A lot happens and it happens charmingly with such quick spirit and wit, that it's enough to put you off rom-coms for a while. The film is not bad, but with no novelty factor. This is just a case of the law of diminishing marginal utility.
The story involves Badrinath Bansal (Varun Dhawan), a typical small town dude from Jhansi, who itches to get married soon. It is during his friend's wedding in Kota that he spots Vaidehi Trivedi (Alia Bhatt), a bright, spirited and ambitious girl and sets his heart on her.
How he woos her, forms the crux of the tale.
What keeps you hooked is Varun's buffoonish yet lovable character and with his charismatic and endearing performance, he portrays it with panache. He is aptly supported by Alia, who is effortless and convincing.

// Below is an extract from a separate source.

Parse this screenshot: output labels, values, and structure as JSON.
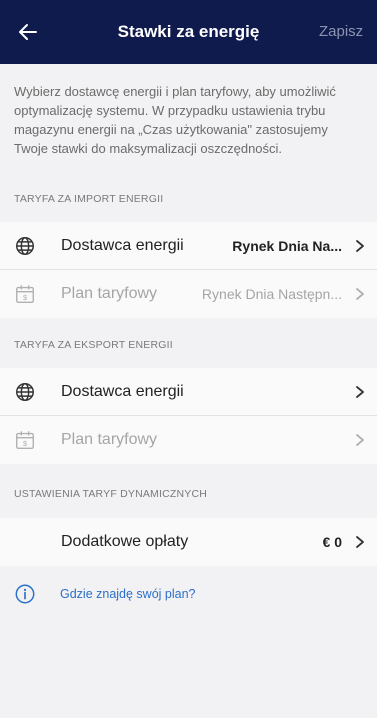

Together, they have the sort of chemistry that might make any dialogue work, and it certainly works in this story about a typical Indian guy who is bogged down by his overbearing father and an ambitious girl, till the boy finds courage to finally come right out and oppose his father. This sort of chemistry is not always inevitable, but it works well here.
Rituraj is a powerful actor but as Amarnath Bansal, Badrinath's father, he is a misfit. Swanand Kirkire as Vaidehi's father, Shweta Basu Prasad and Yash Sinha as Badrinath's sister-in-law and brother have their moments of on screen glory.
Sahil Vaid as Badrinath's friend Somdev is delightfully impressive. Gauahar Khan as Police Sargeant Laxmi Shankar is wasted in a miniscule role.
One of the film's problems is that the plot never gathers enough momentum, emotional or narrative, to involve the audience. With several amusing and compelling episodes the film seems forced, predictable and yet entertaining.
Mounted on a grand scale, the songs are peppy and even soulful. They complement the narrative, but not organically.
Overall, the film is visually appealing, glossy and vibrant.